### What needs to be done
Which lines in the listing below contain the word "frame"? Copy each one.

### Extracted records

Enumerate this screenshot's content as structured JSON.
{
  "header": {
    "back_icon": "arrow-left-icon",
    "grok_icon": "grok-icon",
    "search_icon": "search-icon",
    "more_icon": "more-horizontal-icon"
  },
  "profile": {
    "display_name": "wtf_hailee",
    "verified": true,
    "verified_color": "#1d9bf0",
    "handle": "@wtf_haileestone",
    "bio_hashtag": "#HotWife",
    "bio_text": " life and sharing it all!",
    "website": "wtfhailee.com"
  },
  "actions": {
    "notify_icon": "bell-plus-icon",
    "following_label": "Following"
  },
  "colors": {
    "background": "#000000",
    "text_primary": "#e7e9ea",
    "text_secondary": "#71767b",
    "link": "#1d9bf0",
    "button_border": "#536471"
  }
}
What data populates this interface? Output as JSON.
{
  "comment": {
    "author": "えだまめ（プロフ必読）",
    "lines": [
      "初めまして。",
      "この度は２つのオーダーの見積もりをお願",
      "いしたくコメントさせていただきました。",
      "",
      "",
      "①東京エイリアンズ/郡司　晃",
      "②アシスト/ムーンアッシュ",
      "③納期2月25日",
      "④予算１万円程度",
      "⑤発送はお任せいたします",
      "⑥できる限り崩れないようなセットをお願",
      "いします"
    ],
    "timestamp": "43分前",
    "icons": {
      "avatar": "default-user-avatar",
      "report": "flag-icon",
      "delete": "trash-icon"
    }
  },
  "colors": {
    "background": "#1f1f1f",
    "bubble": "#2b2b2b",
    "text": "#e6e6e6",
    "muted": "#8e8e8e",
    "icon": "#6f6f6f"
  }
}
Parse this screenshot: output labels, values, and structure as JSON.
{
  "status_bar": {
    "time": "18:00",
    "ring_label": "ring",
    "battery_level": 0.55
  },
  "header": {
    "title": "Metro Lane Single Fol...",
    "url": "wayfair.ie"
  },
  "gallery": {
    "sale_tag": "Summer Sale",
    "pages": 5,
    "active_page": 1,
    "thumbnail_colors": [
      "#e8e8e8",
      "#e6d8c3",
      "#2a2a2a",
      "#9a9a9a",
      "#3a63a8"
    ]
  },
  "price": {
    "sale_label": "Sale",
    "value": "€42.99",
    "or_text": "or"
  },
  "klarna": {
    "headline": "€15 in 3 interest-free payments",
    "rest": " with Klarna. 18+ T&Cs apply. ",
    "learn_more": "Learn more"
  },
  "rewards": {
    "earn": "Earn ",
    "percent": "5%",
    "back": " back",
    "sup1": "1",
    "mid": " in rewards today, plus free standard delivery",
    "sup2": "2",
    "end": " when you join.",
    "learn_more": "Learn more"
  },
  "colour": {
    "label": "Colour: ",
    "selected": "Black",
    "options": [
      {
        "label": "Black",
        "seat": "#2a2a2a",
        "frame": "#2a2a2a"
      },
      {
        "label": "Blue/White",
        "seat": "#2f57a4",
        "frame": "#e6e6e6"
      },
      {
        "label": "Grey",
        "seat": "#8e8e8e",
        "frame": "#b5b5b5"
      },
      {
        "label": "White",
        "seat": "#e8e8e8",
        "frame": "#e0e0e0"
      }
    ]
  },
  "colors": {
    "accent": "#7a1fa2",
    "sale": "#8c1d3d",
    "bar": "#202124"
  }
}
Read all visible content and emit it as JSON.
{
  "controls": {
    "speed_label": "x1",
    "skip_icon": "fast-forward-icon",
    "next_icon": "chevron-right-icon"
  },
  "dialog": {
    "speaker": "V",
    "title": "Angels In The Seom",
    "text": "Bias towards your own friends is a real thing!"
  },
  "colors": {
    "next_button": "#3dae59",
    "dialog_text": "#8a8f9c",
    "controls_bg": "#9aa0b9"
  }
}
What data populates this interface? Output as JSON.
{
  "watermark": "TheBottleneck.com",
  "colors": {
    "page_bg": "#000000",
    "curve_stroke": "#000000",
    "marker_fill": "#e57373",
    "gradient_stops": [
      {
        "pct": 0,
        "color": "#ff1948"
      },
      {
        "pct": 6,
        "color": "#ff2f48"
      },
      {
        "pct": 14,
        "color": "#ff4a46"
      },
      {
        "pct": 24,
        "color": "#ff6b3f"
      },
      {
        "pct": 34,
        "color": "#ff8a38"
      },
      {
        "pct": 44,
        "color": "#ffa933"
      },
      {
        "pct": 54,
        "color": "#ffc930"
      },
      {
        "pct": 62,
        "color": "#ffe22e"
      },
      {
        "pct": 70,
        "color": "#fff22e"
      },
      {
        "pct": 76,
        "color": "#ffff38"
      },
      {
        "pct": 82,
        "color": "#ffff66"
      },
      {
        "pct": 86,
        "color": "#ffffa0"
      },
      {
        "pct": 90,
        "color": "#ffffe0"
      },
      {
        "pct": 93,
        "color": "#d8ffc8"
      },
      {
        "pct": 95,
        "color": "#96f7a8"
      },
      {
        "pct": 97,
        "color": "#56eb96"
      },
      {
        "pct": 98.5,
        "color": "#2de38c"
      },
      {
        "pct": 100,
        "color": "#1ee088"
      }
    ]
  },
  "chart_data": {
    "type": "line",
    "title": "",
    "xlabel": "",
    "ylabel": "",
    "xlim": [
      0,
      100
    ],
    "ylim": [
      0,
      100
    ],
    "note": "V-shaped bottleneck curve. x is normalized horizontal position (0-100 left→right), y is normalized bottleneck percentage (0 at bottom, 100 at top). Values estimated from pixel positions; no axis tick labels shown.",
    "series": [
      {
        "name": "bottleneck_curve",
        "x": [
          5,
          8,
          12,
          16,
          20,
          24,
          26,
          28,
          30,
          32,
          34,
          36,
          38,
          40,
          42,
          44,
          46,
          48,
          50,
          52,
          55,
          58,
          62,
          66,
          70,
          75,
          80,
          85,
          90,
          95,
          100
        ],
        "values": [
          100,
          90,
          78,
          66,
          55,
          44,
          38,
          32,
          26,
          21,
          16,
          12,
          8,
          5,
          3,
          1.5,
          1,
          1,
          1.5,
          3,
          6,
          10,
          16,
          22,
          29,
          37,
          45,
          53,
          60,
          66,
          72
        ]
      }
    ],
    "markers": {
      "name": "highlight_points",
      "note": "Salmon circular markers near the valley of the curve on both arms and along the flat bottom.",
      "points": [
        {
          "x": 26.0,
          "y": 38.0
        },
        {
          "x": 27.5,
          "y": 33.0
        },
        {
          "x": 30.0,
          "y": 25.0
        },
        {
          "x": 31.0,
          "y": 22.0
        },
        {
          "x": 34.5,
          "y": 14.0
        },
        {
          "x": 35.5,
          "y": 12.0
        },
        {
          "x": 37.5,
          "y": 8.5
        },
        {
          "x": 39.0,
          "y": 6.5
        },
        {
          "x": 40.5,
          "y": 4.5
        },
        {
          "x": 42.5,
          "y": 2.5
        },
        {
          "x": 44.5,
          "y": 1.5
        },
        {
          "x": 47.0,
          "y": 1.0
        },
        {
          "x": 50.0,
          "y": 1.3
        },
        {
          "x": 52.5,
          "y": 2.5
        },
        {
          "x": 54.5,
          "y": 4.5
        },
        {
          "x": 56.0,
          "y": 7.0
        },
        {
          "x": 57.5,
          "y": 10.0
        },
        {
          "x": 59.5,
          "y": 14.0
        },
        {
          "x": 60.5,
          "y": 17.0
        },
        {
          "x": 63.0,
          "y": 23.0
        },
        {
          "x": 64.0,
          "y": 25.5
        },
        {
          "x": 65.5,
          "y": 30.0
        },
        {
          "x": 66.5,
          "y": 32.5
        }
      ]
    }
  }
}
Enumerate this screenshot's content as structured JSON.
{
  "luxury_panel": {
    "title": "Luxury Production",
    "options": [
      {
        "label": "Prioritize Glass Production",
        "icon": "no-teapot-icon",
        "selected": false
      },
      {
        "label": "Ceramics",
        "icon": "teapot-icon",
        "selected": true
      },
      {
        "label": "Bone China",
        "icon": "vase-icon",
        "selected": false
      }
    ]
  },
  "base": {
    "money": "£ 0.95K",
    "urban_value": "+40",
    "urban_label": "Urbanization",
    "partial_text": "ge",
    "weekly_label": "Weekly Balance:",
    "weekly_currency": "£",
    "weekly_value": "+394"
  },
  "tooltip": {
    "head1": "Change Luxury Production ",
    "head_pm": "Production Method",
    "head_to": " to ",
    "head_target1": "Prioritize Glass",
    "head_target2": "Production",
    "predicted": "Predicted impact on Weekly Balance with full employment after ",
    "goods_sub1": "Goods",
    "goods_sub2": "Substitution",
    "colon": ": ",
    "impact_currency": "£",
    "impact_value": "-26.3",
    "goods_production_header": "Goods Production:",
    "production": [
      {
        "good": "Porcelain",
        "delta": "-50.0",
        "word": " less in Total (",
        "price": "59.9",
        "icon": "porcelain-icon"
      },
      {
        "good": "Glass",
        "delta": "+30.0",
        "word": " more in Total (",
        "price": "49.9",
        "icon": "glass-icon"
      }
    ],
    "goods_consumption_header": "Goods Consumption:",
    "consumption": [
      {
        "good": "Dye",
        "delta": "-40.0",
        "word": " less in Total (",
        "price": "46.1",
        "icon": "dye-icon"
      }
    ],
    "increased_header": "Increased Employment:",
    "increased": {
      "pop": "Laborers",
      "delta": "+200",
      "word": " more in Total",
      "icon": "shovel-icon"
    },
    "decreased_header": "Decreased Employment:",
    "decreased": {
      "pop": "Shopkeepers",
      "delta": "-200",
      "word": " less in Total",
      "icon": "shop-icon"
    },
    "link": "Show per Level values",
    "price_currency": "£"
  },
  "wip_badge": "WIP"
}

### Task response
        "frame": "#2a2a2a"
        "frame": "#e6e6e6"
        "frame": "#b5b5b5"
        "frame": "#e0e0e0"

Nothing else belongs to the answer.